> _AIM OF THE EXERCISE_
Reproduce each line of the material precisely.

======== DATA LISTING

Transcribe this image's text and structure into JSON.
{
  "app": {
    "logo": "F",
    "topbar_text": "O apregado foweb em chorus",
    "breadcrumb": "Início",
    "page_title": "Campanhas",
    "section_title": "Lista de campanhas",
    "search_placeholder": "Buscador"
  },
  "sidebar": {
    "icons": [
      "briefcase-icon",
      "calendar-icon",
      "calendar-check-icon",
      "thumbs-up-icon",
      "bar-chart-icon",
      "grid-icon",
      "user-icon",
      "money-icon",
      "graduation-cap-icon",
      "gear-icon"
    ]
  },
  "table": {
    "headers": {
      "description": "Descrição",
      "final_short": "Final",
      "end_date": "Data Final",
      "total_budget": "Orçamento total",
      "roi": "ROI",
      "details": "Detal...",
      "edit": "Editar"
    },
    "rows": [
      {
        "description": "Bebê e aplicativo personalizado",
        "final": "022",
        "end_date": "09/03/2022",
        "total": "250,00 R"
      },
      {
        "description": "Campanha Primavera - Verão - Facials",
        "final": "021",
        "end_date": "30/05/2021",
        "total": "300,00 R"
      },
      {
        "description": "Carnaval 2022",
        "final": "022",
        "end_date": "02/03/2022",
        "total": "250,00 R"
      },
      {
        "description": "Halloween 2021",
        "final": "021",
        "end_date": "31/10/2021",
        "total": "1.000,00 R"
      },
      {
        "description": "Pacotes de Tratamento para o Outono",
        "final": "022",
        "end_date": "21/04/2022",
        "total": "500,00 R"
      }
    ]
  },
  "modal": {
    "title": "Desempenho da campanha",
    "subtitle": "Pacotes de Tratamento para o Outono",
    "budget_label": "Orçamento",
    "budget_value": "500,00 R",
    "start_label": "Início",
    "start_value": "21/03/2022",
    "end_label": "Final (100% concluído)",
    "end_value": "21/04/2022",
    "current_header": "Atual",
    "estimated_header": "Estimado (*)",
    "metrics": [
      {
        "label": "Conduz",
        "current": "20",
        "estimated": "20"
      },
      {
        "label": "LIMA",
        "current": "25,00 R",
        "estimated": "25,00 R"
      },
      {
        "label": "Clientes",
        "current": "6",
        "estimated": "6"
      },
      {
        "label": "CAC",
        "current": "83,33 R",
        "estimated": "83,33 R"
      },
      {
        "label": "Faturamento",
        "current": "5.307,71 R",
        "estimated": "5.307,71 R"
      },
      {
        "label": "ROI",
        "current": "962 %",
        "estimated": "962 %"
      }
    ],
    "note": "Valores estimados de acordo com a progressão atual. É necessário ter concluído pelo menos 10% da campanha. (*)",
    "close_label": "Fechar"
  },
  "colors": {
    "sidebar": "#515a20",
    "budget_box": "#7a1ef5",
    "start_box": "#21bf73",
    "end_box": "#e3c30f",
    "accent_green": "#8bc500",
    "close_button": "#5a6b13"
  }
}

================

> _ANSWER TO THIS EXERCISE_
Transcribe this image's text and structure into JSON.
{
  "app": {
    "logo": "F",
    "topbar_text": "O apregado foweb em chorus",
    "breadcrumb": "Início",
    "page_title": "Campanhas",
    "section_title": "Lista de campanhas",
    "search_placeholder": "Buscador"
  },
  "sidebar": {
    "icons": [
      "briefcase-icon",
      "calendar-icon",
      "calendar-check-icon",
      "thumbs-up-icon",
      "bar-chart-icon",
      "grid-icon",
      "user-icon",
      "money-icon",
      "graduation-cap-icon",
      "gear-icon"
    ]
  },
  "table": {
    "headers": {
      "description": "Descrição",
      "final_short": "Final",
      "end_date": "Data Final",
      "total_budget": "Orçamento total",
      "roi": "ROI",
      "details": "Detal...",
      "edit": "Editar"
    },
    "rows": [
      {
        "description": "Bebê e aplicativo personalizado",
        "final": "022",
        "end_date": "09/03/2022",
        "total": "250,00 R"
      },
      {
        "description": "Campanha Primavera - Verão - Facials",
        "final": "021",
        "end_date": "30/05/2021",
        "total": "300,00 R"
      },
      {
        "description": "Carnaval 2022",
        "final": "022",
        "end_date": "02/03/2022",
        "total": "250,00 R"
      },
      {
        "description": "Halloween 2021",
        "final": "021",
        "end_date": "31/10/2021",
        "total": "1.000,00 R"
      },
      {
        "description": "Pacotes de Tratamento para o Outono",
        "final": "022",
        "end_date": "21/04/2022",
        "total": "500,00 R"
      }
    ]
  },
  "modal": {
    "title": "Desempenho da campanha",
    "subtitle": "Pacotes de Tratamento para o Outono",
    "budget_label": "Orçamento",
    "budget_value": "500,00 R",
    "start_label": "Início",
    "start_value": "21/03/2022",
    "end_label": "Final (100% concluído)",
    "end_value": "21/04/2022",
    "current_header": "Atual",
    "estimated_header": "Estimado (*)",
    "metrics": [
      {
        "label": "Conduz",
        "current": "20",
        "estimated": "20"
      },
      {
        "label": "LIMA",
        "current": "25,00 R",
        "estimated": "25,00 R"
      },
      {
        "label": "Clientes",
        "current": "6",
        "estimated": "6"
      },
      {
        "label": "CAC",
        "current": "83,33 R",
        "estimated": "83,33 R"
      },
      {
        "label": "Faturamento",
        "current": "5.307,71 R",
        "estimated": "5.307,71 R"
      },
      {
        "label": "ROI",
        "current": "962 %",
        "estimated": "962 %"
      }
    ],
    "note": "Valores estimados de acordo com a progressão atual. É necessário ter concluído pelo menos 10% da campanha. (*)",
    "close_label": "Fechar"
  },
  "colors": {
    "sidebar": "#515a20",
    "budget_box": "#7a1ef5",
    "start_box": "#21bf73",
    "end_box": "#e3c30f",
    "accent_green": "#8bc500",
    "close_button": "#5a6b13"
  }
}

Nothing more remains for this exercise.